Buñuel was not the first avant-gardist. But he did codirect the earliest avant-garde film that people recognize: An Andalusian Dog (France, 1928). The other director was Salvador Dalí, a fact which should immediately and correctly suggest that Buñuel was a surrealist. The surrealists did not make art to please audiences (at least not initially). Like the other "-isms" of the first three decades of the last century—cubism, Expressionism, futurism, and so on—surrealism confronted its middle-class audience, forcing them to see the world in a less safe, repressive, and conformist way. Until everyone got used to Dalí's melting watches, the surrealists often achieved this goal.
An Andalusian Dog retains its bite in contemporary film classes. Students still wince and groan at the initial sequence of this silent, black-and-white film: a woman having her eyeball cut out with a straight razor. The movie opens this way to let us know that, as we are watching, our own eyes will be assaulted as well, if not quite so viscerally.
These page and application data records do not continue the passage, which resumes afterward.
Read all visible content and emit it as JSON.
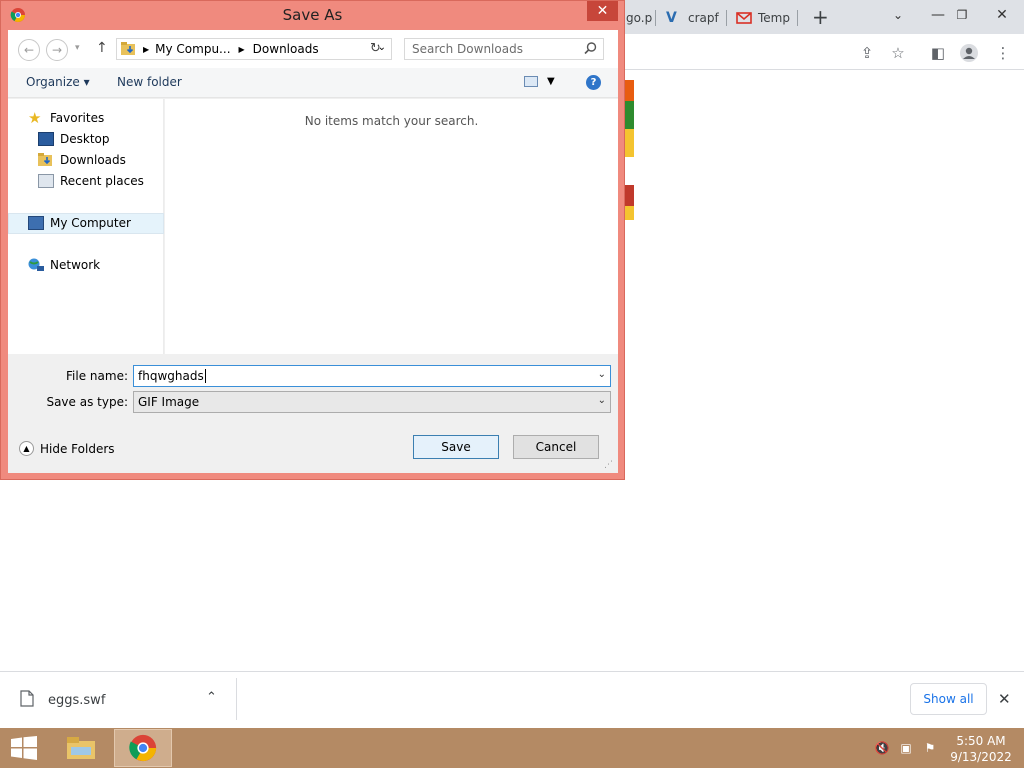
{
  "browser": {
    "tabs": [
      {
        "label": "go.p",
        "icon": "page-icon"
      },
      {
        "label": "crapf",
        "icon": "v-logo-icon"
      },
      {
        "label": "Temp",
        "icon": "mail-icon"
      }
    ],
    "new_tab": "+",
    "download_file": "eggs.swf",
    "show_all": "Show all"
  },
  "dialog": {
    "title": "Save As",
    "breadcrumb": [
      "My Compu...",
      "Downloads"
    ],
    "search_placeholder": "Search Downloads",
    "organize": "Organize ▾",
    "new_folder": "New folder",
    "nav": {
      "favorites": "Favorites",
      "desktop": "Desktop",
      "downloads": "Downloads",
      "recent": "Recent places",
      "computer": "My Computer",
      "network": "Network"
    },
    "empty_message": "No items match your search.",
    "file_name_label": "File name:",
    "file_name_value": "fhqwghads",
    "save_type_label": "Save as type:",
    "save_type_value": "GIF Image",
    "hide_folders": "Hide Folders",
    "save": "Save",
    "cancel": "Cancel"
  },
  "taskbar": {
    "time": "5:50 AM",
    "date": "9/13/2022"
  },
  "colors": {
    "dialog_frame": "#f08a7e",
    "close_button": "#c7463a",
    "taskbar": "#b48a64",
    "link_blue": "#1a73e8"
  }
}
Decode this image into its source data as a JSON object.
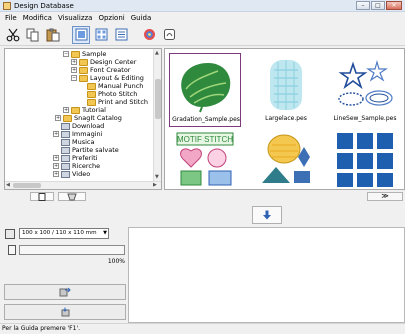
{
  "window": {
    "title": "Design Database"
  },
  "menu": [
    "File",
    "Modifica",
    "Visualizza",
    "Opzioni",
    "Guida"
  ],
  "toolbar": {
    "icons": [
      "cut-icon",
      "copy-icon",
      "paste-icon",
      "large-icons-view-icon",
      "medium-icons-view-icon",
      "small-icons-view-icon",
      "detail-view-icon",
      "property-icon"
    ]
  },
  "tree": {
    "items": [
      {
        "label": "Sample",
        "level": 3,
        "expander": "−"
      },
      {
        "label": "Design Center",
        "level": 4,
        "expander": "+"
      },
      {
        "label": "Font Creator",
        "level": 4,
        "expander": "+"
      },
      {
        "label": "Layout & Editing",
        "level": 4,
        "expander": "−"
      },
      {
        "label": "Manual Punch",
        "level": 5,
        "expander": ""
      },
      {
        "label": "Photo Stitch",
        "level": 5,
        "expander": ""
      },
      {
        "label": "Print and Stitch",
        "level": 5,
        "expander": ""
      },
      {
        "label": "Tutorial",
        "level": 3,
        "expander": "+"
      },
      {
        "label": "SnagIt Catalog",
        "level": 2,
        "expander": "+"
      },
      {
        "label": "Download",
        "level": 1,
        "expander": ""
      },
      {
        "label": "Immagini",
        "level": 1,
        "expander": "+"
      },
      {
        "label": "Musica",
        "level": 1,
        "expander": ""
      },
      {
        "label": "Partite salvate",
        "level": 1,
        "expander": ""
      },
      {
        "label": "Preferiti",
        "level": 1,
        "expander": "+"
      },
      {
        "label": "Ricerche",
        "level": 1,
        "expander": "+"
      },
      {
        "label": "Video",
        "level": 1,
        "expander": "+"
      }
    ]
  },
  "files": [
    {
      "name": "Gradation_Sample.pes",
      "selected": true
    },
    {
      "name": "Largelace.pes",
      "selected": false
    },
    {
      "name": "LineSew_Sample.pes",
      "selected": false
    },
    {
      "name": "",
      "selected": false
    },
    {
      "name": "",
      "selected": false
    },
    {
      "name": "",
      "selected": false
    }
  ],
  "transfer": {
    "icon": "down-arrow-icon"
  },
  "card": {
    "size_option": "100 x 100 / 110 x 110 mm",
    "progress_value": 1.0,
    "progress_text": "100%"
  },
  "statusbar": {
    "text": "Per la Guida premere 'F1'."
  },
  "colors": {
    "accent_selection": "#7d3a79",
    "transfer_arrow": "#2f61b4"
  }
}
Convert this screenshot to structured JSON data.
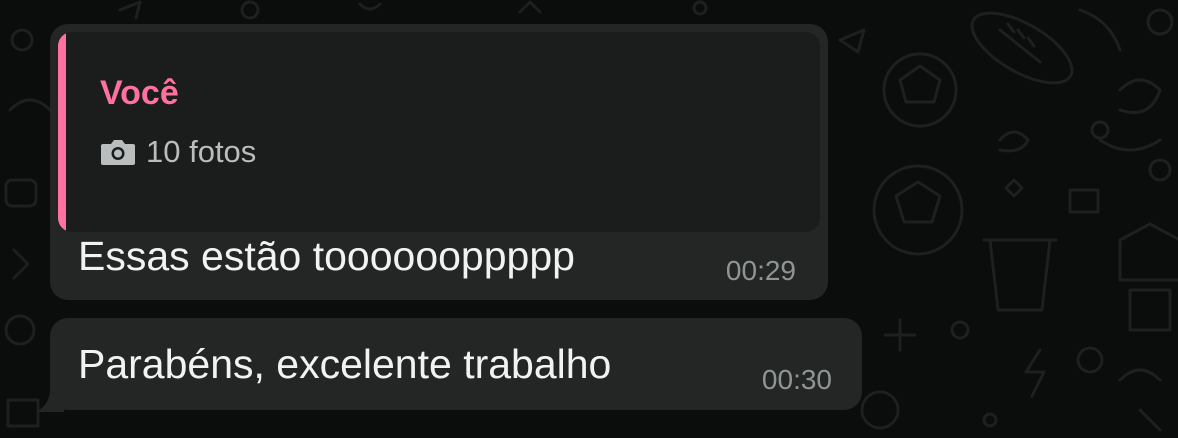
{
  "chat": {
    "quoted": {
      "author": "Você",
      "author_color": "#ff72a0",
      "icon": "camera-icon",
      "media_label": "10 fotos"
    },
    "messages": [
      {
        "text": "Essas estão tooooooppppp",
        "time": "00:29"
      },
      {
        "text": "Parabéns, excelente trabalho",
        "time": "00:30"
      }
    ]
  },
  "colors": {
    "background": "#0b0c0c",
    "bubble": "#232625",
    "quote_background": "#1b1c1c"
  }
}
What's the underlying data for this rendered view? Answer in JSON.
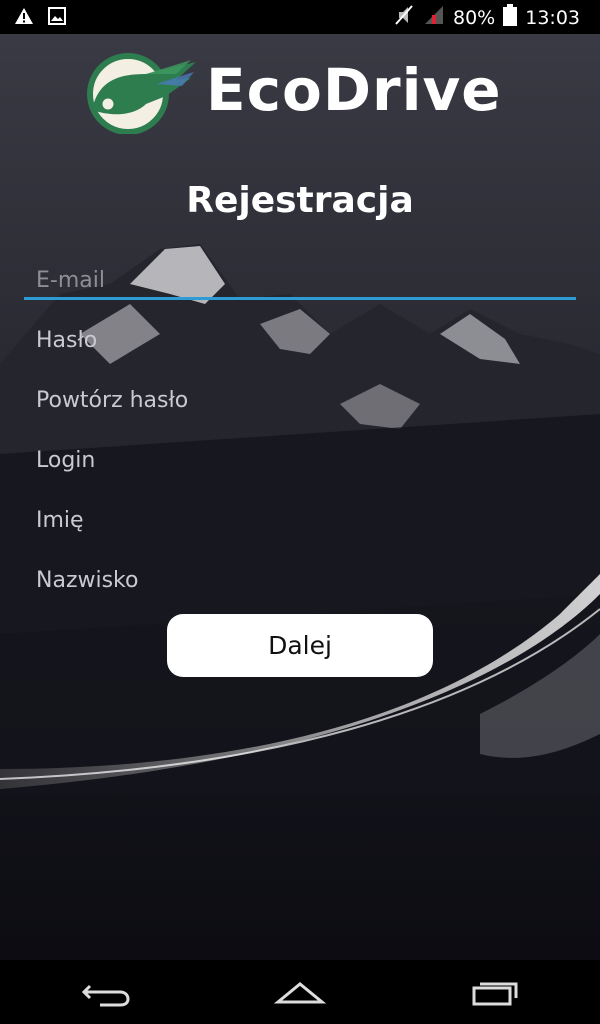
{
  "status_bar": {
    "battery_percent": "80%",
    "time": "13:03",
    "icons": [
      "warning-icon",
      "image-icon",
      "mute-icon",
      "signal-icon",
      "battery-icon"
    ]
  },
  "app": {
    "brand": "EcoDrive",
    "title": "Rejestracja"
  },
  "form": {
    "email_placeholder": "E-mail",
    "password_placeholder": "Hasło",
    "repeat_password_placeholder": "Powtórz hasło",
    "login_placeholder": "Login",
    "first_name_placeholder": "Imię",
    "last_name_placeholder": "Nazwisko",
    "submit_label": "Dalej"
  },
  "nav_bar": {
    "icons": [
      "back-icon",
      "home-icon",
      "recents-icon"
    ]
  },
  "colors": {
    "accent": "#2d9bd4",
    "logo_green": "#2e7d4f",
    "background": "#0d0d14"
  }
}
In this and other films, Buñuel uses standard photographic techniques to create rather startling images and sequences. He uses slow motion, not for a cliché romantic glow, but for an eerily comic and dreamlike feeling. The narrative cuts are really anti-narrative: nonsensical, or at least not dictated by Hollywood-style "cutting to continuity." A woman walks through the front door of her urban home and finds herself on a beach. Two lovers seem happily engaged when we cut, for no reason at all, to a shot of them buried up to their necks in sand and left for dead. At this point the film ends.
Buñuel's next film, The Golden Age (1930), so aggravated the far right wing that some ur-Nazis went into the theater and shot it up while the film was playing. Of course, authorities responded by banning the film.
Later Buñuel films become more traditionally story-oriented, though all retain surrealist touches. Los Olvidados (The Young and the Damned, Mexico, 1950), shows the poverty-ridden, amoral, senseless lives of urban Mexican street urchins. The Discreet Charm of the Bourgeoisie (1972) is about a group of affluent friends who try to eat dinner. They never succeed. The movie demonstrates the idleness, uselessness, and futility of the petit bourgeois.
After Buñuel, the most interesting director is probably American Maya Deren. Her most famous film is Meshes of the Afternoon (1943), which is perhaps the most dreamlike film made, not because it has any outstanding special dream effects—no alien landscapes or sea serpents—but because its visual multiplication of the central character, played by Deren herself, gives a real sense of the various roles we play in our own dreams.
Excerpted from The Complete Idiot's Guide to Movies and Film © 2001 by Mark Winokur and Bruce Holsinger. All rights reserved including the right of reproduction in whole or in part in any form. Used by arrangement with Alpha Books, a member of Penguin Group (USA) Inc.